---------- Working data ----------

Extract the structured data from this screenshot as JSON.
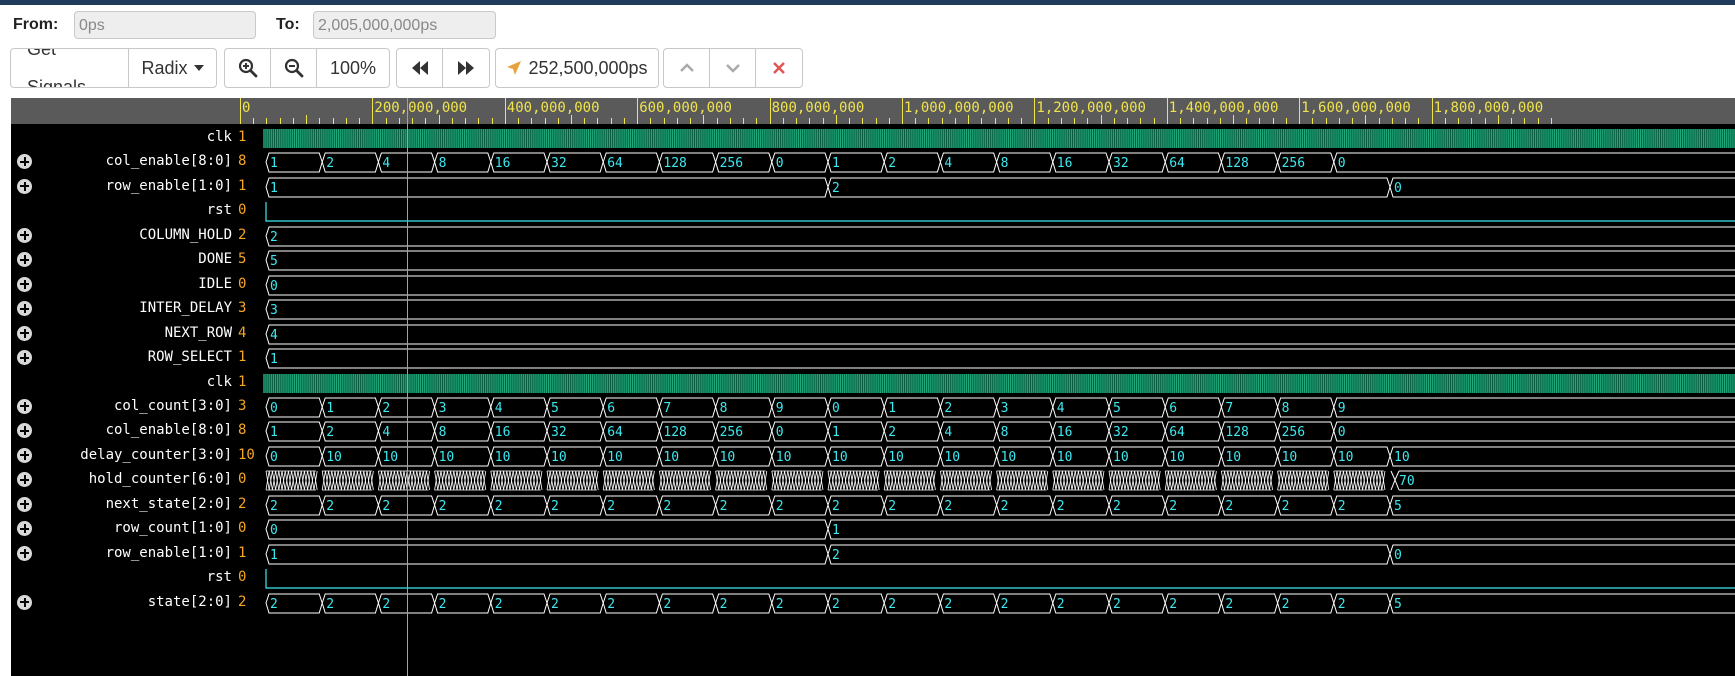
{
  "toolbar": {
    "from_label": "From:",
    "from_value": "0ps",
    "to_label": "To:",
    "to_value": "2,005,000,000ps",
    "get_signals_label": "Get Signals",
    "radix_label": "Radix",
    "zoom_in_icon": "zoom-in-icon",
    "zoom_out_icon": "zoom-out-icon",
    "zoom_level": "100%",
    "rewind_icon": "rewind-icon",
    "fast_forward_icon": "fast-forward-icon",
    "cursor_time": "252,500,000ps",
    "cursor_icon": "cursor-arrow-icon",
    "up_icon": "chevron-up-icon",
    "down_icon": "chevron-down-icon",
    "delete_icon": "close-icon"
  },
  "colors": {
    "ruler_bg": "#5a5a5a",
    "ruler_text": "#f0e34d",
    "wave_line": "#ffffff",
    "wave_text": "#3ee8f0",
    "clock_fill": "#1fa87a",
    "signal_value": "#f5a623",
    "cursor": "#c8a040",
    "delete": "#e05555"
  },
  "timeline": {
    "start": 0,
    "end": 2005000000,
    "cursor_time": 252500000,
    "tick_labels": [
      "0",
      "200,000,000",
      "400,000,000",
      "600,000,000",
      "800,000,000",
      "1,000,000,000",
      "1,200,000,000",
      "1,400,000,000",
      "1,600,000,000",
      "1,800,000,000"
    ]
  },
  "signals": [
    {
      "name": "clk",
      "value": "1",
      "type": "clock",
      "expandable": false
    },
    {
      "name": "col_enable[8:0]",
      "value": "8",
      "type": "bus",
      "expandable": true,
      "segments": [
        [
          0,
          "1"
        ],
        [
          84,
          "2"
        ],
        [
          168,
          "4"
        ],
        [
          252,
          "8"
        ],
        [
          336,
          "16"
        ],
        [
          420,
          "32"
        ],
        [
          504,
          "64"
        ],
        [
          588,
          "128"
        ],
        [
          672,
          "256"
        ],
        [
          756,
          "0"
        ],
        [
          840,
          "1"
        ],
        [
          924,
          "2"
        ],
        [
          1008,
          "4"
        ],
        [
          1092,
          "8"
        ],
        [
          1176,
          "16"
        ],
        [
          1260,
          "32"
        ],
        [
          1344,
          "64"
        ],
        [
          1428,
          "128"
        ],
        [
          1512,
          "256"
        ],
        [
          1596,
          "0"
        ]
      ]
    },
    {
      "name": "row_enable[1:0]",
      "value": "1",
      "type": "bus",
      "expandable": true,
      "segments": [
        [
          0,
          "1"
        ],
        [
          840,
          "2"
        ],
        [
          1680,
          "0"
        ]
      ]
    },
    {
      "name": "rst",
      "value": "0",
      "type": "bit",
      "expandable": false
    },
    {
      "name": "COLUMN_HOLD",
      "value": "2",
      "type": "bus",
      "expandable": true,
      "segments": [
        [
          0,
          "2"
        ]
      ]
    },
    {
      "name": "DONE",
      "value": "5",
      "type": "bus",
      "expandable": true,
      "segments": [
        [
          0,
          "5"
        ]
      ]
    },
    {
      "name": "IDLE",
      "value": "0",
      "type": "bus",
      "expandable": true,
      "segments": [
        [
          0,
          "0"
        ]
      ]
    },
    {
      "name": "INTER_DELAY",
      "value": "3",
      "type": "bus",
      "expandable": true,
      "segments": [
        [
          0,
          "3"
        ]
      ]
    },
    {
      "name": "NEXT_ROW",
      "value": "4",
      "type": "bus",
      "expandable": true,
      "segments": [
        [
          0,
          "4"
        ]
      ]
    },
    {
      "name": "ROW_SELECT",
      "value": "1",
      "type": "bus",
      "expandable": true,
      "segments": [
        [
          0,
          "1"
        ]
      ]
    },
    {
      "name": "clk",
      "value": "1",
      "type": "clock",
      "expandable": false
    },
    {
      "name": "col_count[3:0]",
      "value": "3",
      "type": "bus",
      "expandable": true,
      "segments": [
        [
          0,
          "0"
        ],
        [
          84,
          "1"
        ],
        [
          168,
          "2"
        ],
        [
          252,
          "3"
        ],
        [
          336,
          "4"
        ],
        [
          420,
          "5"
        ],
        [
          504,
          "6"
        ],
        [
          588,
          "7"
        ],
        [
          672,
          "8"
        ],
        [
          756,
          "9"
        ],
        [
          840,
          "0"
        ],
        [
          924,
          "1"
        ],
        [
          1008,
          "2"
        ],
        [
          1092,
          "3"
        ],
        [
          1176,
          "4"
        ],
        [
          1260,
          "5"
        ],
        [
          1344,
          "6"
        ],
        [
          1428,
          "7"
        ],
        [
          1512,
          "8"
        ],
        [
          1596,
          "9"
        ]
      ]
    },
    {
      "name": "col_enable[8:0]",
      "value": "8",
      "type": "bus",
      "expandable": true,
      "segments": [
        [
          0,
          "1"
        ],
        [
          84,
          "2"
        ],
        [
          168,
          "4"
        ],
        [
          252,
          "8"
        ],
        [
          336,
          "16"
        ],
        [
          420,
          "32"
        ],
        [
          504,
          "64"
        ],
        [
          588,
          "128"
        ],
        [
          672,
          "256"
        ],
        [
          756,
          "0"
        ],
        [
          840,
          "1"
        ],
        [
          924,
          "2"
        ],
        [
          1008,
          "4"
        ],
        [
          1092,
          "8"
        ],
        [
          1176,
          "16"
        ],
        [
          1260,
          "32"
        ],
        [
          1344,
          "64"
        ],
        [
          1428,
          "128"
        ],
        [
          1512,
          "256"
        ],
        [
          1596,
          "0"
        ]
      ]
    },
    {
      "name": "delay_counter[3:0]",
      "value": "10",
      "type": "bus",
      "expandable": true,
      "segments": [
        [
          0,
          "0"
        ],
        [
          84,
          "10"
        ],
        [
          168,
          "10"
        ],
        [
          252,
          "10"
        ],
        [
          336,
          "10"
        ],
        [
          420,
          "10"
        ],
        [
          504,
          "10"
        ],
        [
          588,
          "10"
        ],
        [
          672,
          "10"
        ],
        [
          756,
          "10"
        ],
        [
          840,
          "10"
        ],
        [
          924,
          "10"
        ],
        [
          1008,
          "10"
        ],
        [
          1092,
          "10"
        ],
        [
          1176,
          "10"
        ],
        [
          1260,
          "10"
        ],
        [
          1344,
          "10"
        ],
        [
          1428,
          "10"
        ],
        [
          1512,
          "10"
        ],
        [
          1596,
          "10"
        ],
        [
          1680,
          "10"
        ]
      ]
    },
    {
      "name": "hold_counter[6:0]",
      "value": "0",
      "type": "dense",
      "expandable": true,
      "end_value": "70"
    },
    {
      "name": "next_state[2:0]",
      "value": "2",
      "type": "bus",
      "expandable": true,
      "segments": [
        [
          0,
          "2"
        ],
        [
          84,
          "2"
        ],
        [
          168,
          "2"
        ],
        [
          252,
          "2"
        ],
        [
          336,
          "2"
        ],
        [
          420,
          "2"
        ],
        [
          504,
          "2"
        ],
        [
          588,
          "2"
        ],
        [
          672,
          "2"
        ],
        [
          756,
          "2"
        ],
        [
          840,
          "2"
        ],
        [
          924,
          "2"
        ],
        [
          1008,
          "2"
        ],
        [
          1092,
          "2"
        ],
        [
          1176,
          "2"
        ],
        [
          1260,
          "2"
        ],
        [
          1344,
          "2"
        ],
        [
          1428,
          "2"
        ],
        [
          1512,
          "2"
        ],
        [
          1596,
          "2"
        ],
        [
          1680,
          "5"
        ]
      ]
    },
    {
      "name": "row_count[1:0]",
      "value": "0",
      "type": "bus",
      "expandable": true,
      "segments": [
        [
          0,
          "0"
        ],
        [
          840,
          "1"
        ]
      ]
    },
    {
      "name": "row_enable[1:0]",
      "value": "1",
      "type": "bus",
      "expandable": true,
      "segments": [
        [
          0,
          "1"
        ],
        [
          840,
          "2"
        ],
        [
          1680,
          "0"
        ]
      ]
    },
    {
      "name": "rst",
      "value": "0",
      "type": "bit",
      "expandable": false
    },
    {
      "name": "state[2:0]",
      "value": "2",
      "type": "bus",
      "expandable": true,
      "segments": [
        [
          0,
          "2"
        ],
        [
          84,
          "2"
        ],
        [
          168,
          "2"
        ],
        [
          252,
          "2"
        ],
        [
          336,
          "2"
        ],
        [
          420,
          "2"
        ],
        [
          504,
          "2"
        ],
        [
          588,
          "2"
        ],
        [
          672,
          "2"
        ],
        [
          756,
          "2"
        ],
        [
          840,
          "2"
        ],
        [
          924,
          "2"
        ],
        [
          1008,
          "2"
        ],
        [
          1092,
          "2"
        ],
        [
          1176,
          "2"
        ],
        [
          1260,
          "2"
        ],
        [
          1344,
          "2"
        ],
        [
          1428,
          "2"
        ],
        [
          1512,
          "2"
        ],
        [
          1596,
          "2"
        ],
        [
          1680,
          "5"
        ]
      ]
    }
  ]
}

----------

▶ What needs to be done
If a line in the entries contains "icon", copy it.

▶ Exercise response
    "zoom_in_icon": "zoom-in-icon",
    "zoom_out_icon": "zoom-out-icon",
    "rewind_icon": "rewind-icon",
    "fast_forward_icon": "fast-forward-icon",
    "cursor_icon": "cursor-arrow-icon",
    "up_icon": "chevron-up-icon",
    "down_icon": "chevron-down-icon",
    "delete_icon": "close-icon"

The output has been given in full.